Ravin Ratan, MD, MEd, discusses the steps that should be taken to diagnose desmoid tumors.
Ravin Ratan, MD, MEd, assistant professor, Department of Sarcoma Medical Oncology, Division of Cancer Medicine, The University of Texas MD Anderson Cancer Center, discusses the steps that should be taken to diagnose desmoid tumors.
Desmoid tumors are rare, occuring in approximately 900 to 1,500 people in the United States each year. As a result, the diagnosis is not routinely thought of in the community setting when a patient presents with limb swelling, pain, or stiffness, Ratan explains. Often, patients with these symptoms will have self-limiting conditions that do not require immediate imaging or further workup.
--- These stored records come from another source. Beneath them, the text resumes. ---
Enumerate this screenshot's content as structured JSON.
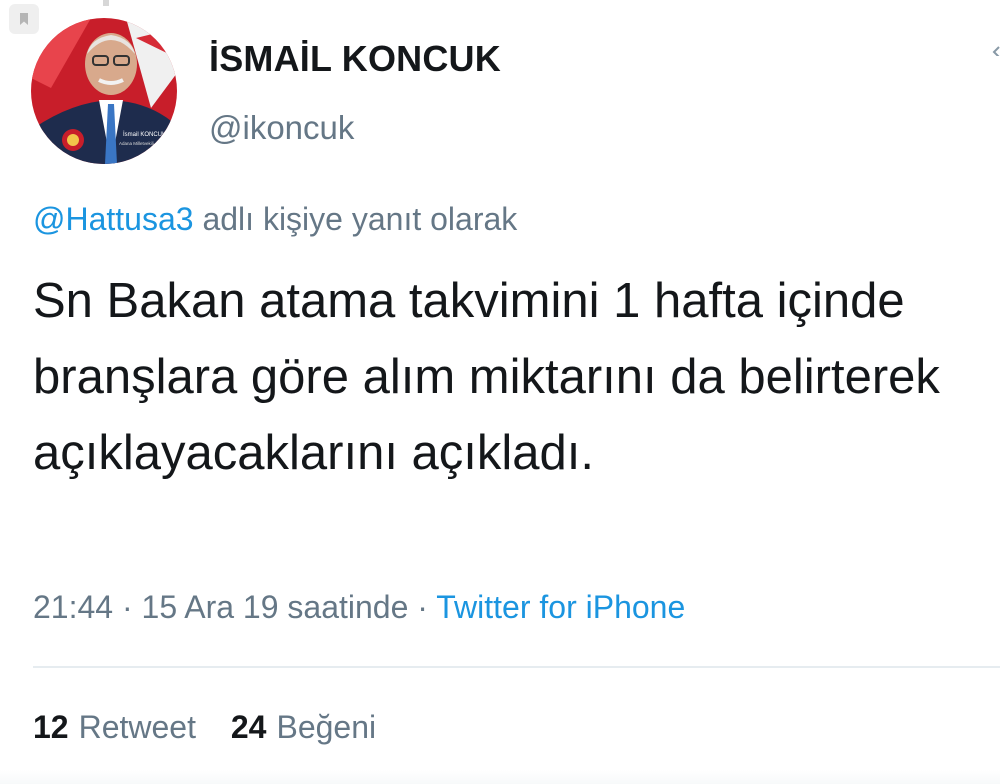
{
  "colors": {
    "text_primary": "#14171a",
    "text_secondary": "#657786",
    "link_blue": "#1b95e0",
    "divider": "#e6ecf0"
  },
  "icons": {
    "bookmark": "bookmark-icon",
    "more": "more-icon"
  },
  "user": {
    "display_name": "İSMAİL KONCUK",
    "handle": "@ikoncuk",
    "avatar_caption_name": "İsmail KONCUK",
    "avatar_caption_role": "Adana Milletvekili"
  },
  "tweet": {
    "reply_mention": "@Hattusa3",
    "reply_suffix": " adlı kişiye yanıt olarak",
    "text": "Sn Bakan atama takvimini 1 hafta içinde branşlara göre alım miktarını da belirterek açıklayacaklarını açıkladı.",
    "timestamp": "21:44 · 15 Ara 19 saatinde",
    "separator": " · ",
    "source": "Twitter for iPhone"
  },
  "stats": {
    "retweet_count": "12",
    "retweet_label": "Retweet",
    "like_count": "24",
    "like_label": "Beğeni"
  }
}
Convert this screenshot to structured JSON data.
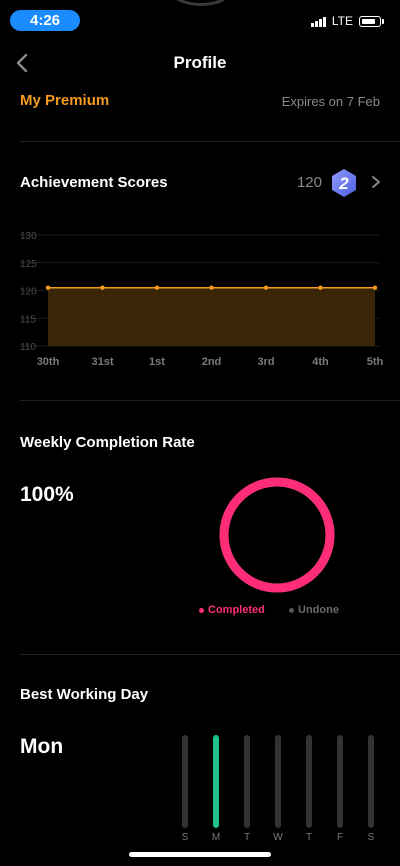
{
  "status": {
    "time": "4:26",
    "network": "LTE"
  },
  "nav": {
    "title": "Profile"
  },
  "premium": {
    "label": "My Premium",
    "expires": "Expires on 7 Feb"
  },
  "achievement": {
    "title": "Achievement Scores",
    "score": "120",
    "level": "2"
  },
  "chart_data": {
    "type": "area",
    "x": [
      "30th",
      "31st",
      "1st",
      "2nd",
      "3rd",
      "4th",
      "5th"
    ],
    "series": [
      {
        "values": [
          120.5,
          120.5,
          120.5,
          120.5,
          120.5,
          120.5,
          120.5
        ]
      }
    ],
    "y_ticks": [
      "110",
      "115",
      "120",
      "125",
      "130"
    ],
    "ylim": [
      110,
      130
    ],
    "grid": true,
    "colors": {
      "line": "#f39a1f",
      "fill": "#3a2506"
    }
  },
  "weekly": {
    "title": "Weekly Completion Rate",
    "rate": "100%",
    "completed_fraction": 1.0,
    "legend": [
      {
        "label": "Completed",
        "color": "#ff2d78"
      },
      {
        "label": "Undone",
        "color": "#555555"
      }
    ]
  },
  "best_day": {
    "title": "Best Working Day",
    "day": "Mon",
    "days": [
      "S",
      "M",
      "T",
      "W",
      "T",
      "F",
      "S"
    ],
    "active_index": 1
  },
  "colors": {
    "accent": "#f39a1f",
    "ring": "#ff2d78",
    "active_day": "#1ec28b",
    "status_pill": "#1a8cff"
  }
}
As such, it can take months to years for patients to be diagnosed.
Patients may also be diagnosed incidentally after having imaging done for a reason other than to look for a desmoid tumor, Ratan says. Ultimately, given their rarity and vague symptom presentation, clinicians do not have a high degree of suspicion for desmoid tumors when diagnosing a patient. When a patient is diagnosed with a desmoid tumor, it is important that their resected tumor or biopsy be sent to an experienced pathologist, Ratan adds.
The treatment of patients with desmoid tumors has evolved, but standard sequencing strategies are not established for patients, Ratan says. Moreover, no therapies are FDA approved for use specifically in patients with desmoid tumors, underscoring the need for individualized treatment regimens.
Although most desmoid tumors are not lethal, the location and symptom burden associated with the tumor, as well as patient preference, can inform how aggressive therapy should be. For example, extensive surgery with reconstruction would be required for patients with intra-abdominal desmoid tumors. However, as the field has shifted away from surgery, that type of aggressive intervention may not be optimal. Even with the limited use of surgery, patients with small desmoid tumors in the thigh, for example, may be best suited for surgery.
Several systemic therapy options with varying efficacy and toxicity can be used for patients with desmoid tumors. For example, TKIs like sorafenib (Nexavar) and pazopanib (Votrient) are used in most patients who require treatment because of symptoms or progressive disease. In patients with desmoid tumors in dangerous locations or that are highly symptomatic, cytotoxic chemotherapy with doxorubicin and dacarbazine can be considered, Ratan says. Incidentally discovered tumors, on the other hand, may be actively monitored or treated with anti-estrogen agents like tamoxifen, Ratan concludes.
Funding from SpringWorks Therapeutics/Content Developed Independently by OncLive